The Story Behind this Blog

Being from the South, Silver is a very big part of my life. It doesn't have anything to do with wealth. Although those with more money - old money, tend to have more of it. New money tend not to spend their money on Silver. They do not have the appreciation for the warmth of the metal, the beauty of the patina, the story it tells of the generations past who have used it. A true southern girl comes of age when she chooses her silver pattern, long before she chooses her mate. If she is smart, she chooses that of her mother, grandmother, or favorite great aunt who in their benevolence will pass their silver on to her. It is the pieces in those sets, the pieces on our tables, along with the pieces we find in the corners of the displays in antique stores that prompted me to start this blog.
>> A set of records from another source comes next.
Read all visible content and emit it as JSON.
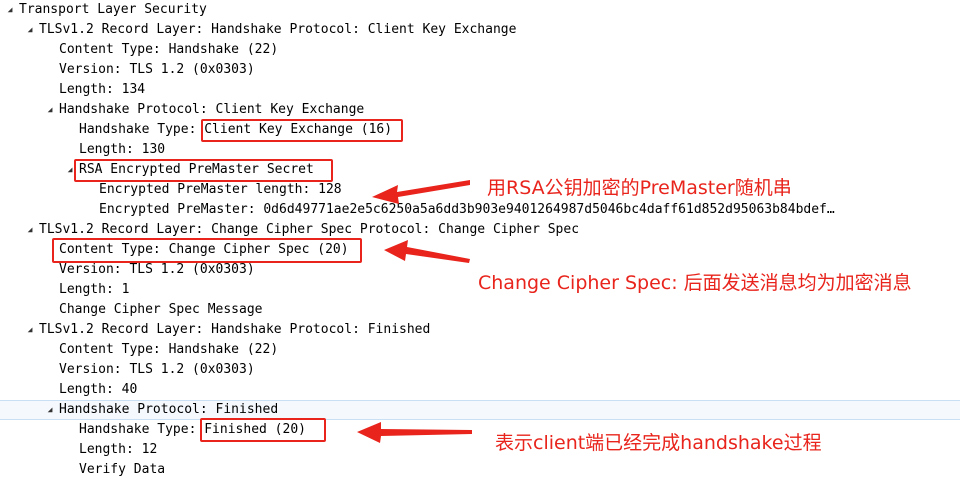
{
  "tree": {
    "transport_layer": "Transport Layer Security",
    "record1": {
      "title": "TLSv1.2 Record Layer: Handshake Protocol: Client Key Exchange",
      "content_type": "Content Type: Handshake (22)",
      "version": "Version: TLS 1.2 (0x0303)",
      "length": "Length: 134",
      "handshake": {
        "title": "Handshake Protocol: Client Key Exchange",
        "type_prefix": "Handshake Type: ",
        "type_value": "Client Key Exchange (16)",
        "length": "Length: 130",
        "rsa": {
          "title": "RSA Encrypted PreMaster Secret",
          "pm_length": "Encrypted PreMaster length: 128",
          "pm": "Encrypted PreMaster: 0d6d49771ae2e5c6250a5a6dd3b903e9401264987d5046bc4daff61d852d95063b84bdef…"
        }
      }
    },
    "record2": {
      "title": "TLSv1.2 Record Layer: Change Cipher Spec Protocol: Change Cipher Spec",
      "content_type": "Content Type: Change Cipher Spec (20)",
      "version": "Version: TLS 1.2 (0x0303)",
      "length": "Length: 1",
      "message": "Change Cipher Spec Message"
    },
    "record3": {
      "title": "TLSv1.2 Record Layer: Handshake Protocol: Finished",
      "content_type": "Content Type: Handshake (22)",
      "version": "Version: TLS 1.2 (0x0303)",
      "length": "Length: 40",
      "handshake": {
        "title": "Handshake Protocol: Finished",
        "type_prefix": "Handshake Type: ",
        "type_value": "Finished (20)",
        "length": "Length: 12",
        "verify": "Verify Data"
      }
    }
  },
  "annotations": {
    "premaster_note": "用RSA公钥加密的PreMaster随机串",
    "ccs_note": "Change Cipher Spec: 后面发送消息均为加密消息",
    "finished_note": "表示client端已经完成handshake过程"
  },
  "colors": {
    "annotation_red": "#e8241c",
    "selection_bg": "#f5f9fd"
  }
}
They are beautiful, they are odd, but what are they, and what in the hell do you do with them?

Friday, January 7, 2011

Sardine Fork (Part II)

I'm not sure the Sardine Fork is not one my favorite pieces of silver. I touched on this piece last year in a post but only showed one example. Here are some quaint samples of this peculiar little piece.

Radiant by Whiting (6 inches)

Bridal Rose by Alvin (4 1/4 inches)

Lily by Gorham (4 3/4 inches)

Alice by Fessenden (5 1/2  inches)

Renaissance by Tiffany (5  1/2  inches)

Marquis by Frank Whiting (5 3/4 inches)

Canterbury by Towle (4 1/8 inches)

Wednesday, January 5, 2011

Sardine Server

While we are on Sardines, I found the Sardine Server, which is different from the Sardine Fork and the Sardine Tong. 

Mary Chilton by Towle (5  1/4 inches)

Pynchon by Lunt ( 4 3/4 inches)

Grande Baroque by Wallace (6 1/2 inches)

Solid Flat Sardine Server

Love Disarmed by Reed and Barton (6 1/2 inches)

Solid Flat Sardine Server

Athene/Crescendo by Whiting (6 3/8  inches)

Solid Flat Sardine Server

Monday, January 3, 2011

Mayflower - Revisted

Earlier I posted about Mayflower by Kirk and mentioned there were several Mayflower patterns. Well, here are some more. Now whether they are named in honor of that famous vessel or the flower, we may never know.  The patterns tend to be more simple designs. I found references to Mayflower patterns by Knowles, Shielber, Warner, Webb, and James Armiger but could find no examples of these.

Mayflower by Dominick and Haff (1911)

Mayflower by Jenkins and Jenkins

Mayflower by Coin

Mayflower by Frank Smith (1918)

Mayflower by Schofield (1900)

Sugar Shell Spoon

Mayflower by Watson (1914)

Mayflower by Manchester (1910)

Large Solid Jelly Server